Woman hit by tax bill allowed to set aside trust made in error
The High Court has set aside a trust settlement that was drawn up in error and would have resulted in a woman having to pay a large, unexpected tax bill.
The case involved a woman who made a settlement on the advice of her father to protect her assets from her former boyfriend. Most of the woman’s assets came in the form of gifts from the father.
He bought her a property to live in with her son. She had very little money or earning power so her father loaned her the money to buy a second property, without selling the first, to provide some income.
The woman claimed that her father's intention was that the second loan should be repaid from the sale of the first property, his concern being to protect her assets from her former boyfriend.
The woman entered into a settlement to protect the two properties. However, the document was not correctly drawn up and so she found herself facing an unexpected tax bill when the first property was sold. It was only then that she realised that the transfer of assets into the trust would be a lifetime chargeable transfer for inheritance tax purposes, with additional 10-yearly, and entry and exit charges.

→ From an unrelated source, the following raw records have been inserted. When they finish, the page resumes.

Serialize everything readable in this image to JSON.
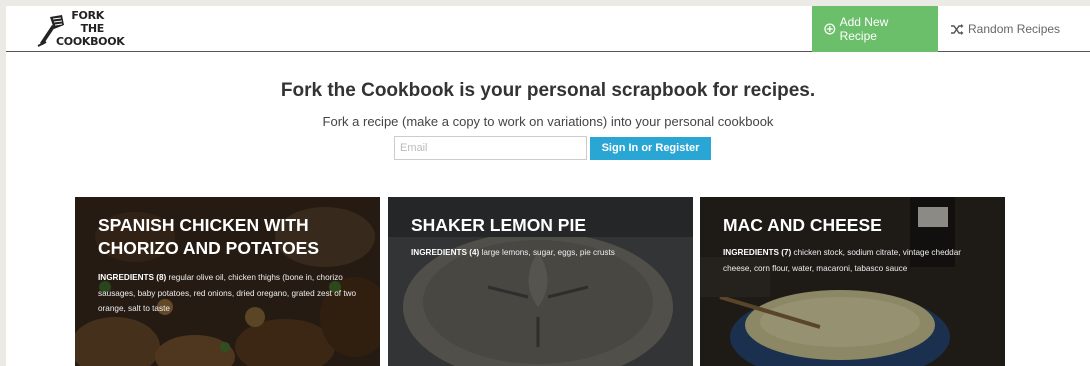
{
  "brand": {
    "logo_line1": "FORK",
    "logo_line2": "THE",
    "logo_line3": "COOKBOOK"
  },
  "nav": {
    "add_new_recipe": "Add New Recipe",
    "random_recipes": "Random Recipes",
    "add_icon": "plus-circle-icon",
    "random_icon": "shuffle-icon"
  },
  "hero": {
    "title": "Fork the Cookbook is your personal scrapbook for recipes.",
    "subtitle": "Fork a recipe (make a copy to work on variations) into your personal cookbook",
    "email_placeholder": "Email",
    "signin_label": "Sign In or Register"
  },
  "colors": {
    "accent_green": "#6cbf6a",
    "accent_blue": "#2aa6d4"
  },
  "recipes": [
    {
      "title": "SPANISH CHICKEN WITH CHORIZO AND POTATOES",
      "ingredients_label": "INGREDIENTS (8)",
      "ingredients": "regular olive oil, chicken thighs (bone in, chorizo sausages, baby potatoes, red onions, dried oregano, grated zest of two orange, salt to taste"
    },
    {
      "title": "SHAKER LEMON PIE",
      "ingredients_label": "INGREDIENTS (4)",
      "ingredients": "large lemons, sugar, eggs, pie crusts"
    },
    {
      "title": "MAC AND CHEESE",
      "ingredients_label": "INGREDIENTS (7)",
      "ingredients": "chicken stock, sodium citrate, vintage cheddar cheese, corn flour, water, macaroni, tabasco sauce"
    }
  ]
}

This was completely the opposite of what she had hoped to achieve so she applied to the court to have the settlement set aside.
The court held that in order to grant her application there had to be a serious mistake that made it unthinkable not to overturn the settlement. In this case it was clear that the woman had misunderstood what she was doing and had failed to appreciate that there were adverse tax consequences. The result of her actions was that she had created a settlement that did virtually the opposite of what she intended.

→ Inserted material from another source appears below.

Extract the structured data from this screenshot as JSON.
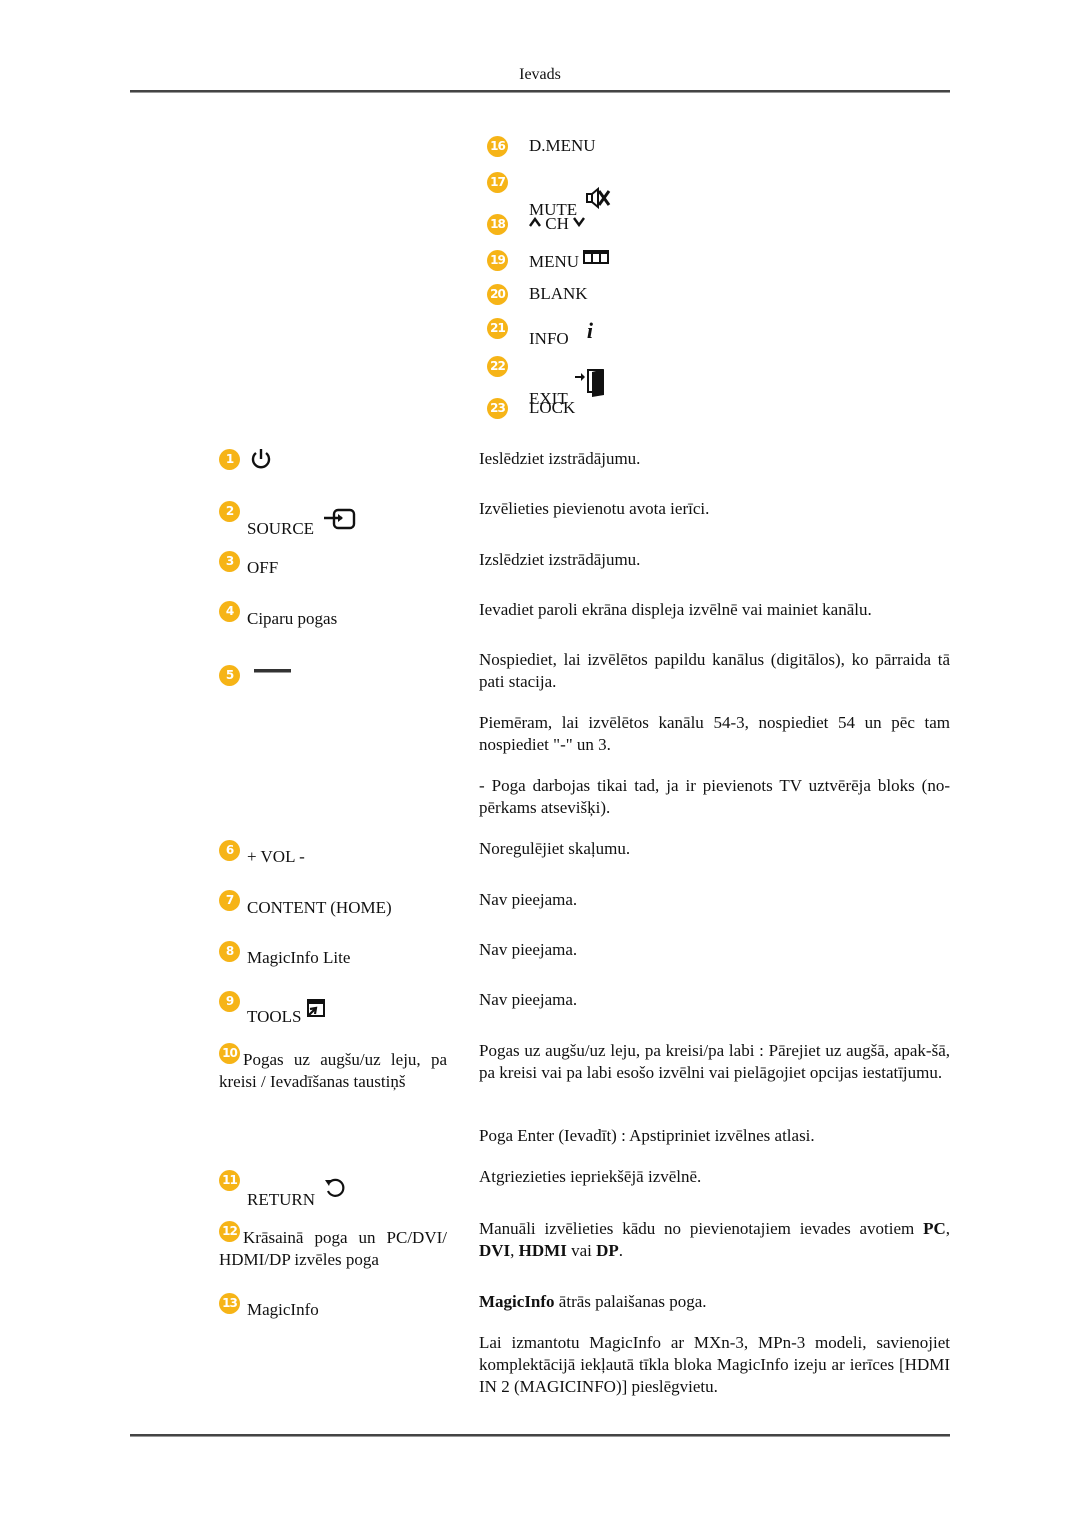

In the circumstances it was right that the settlement should be set aside.
Trusts can be a very useful way of protecting assets and reducing tax burdens but they have to be drawn up carefully or they can cause unforeseen consequences as in this case. It is important to seek legal advice to ensure the trust does exactly what you want it to do.
Please contact Nic Pestell if you would like more information about the issues raised in this article or any matter relating to trusts and tax planning.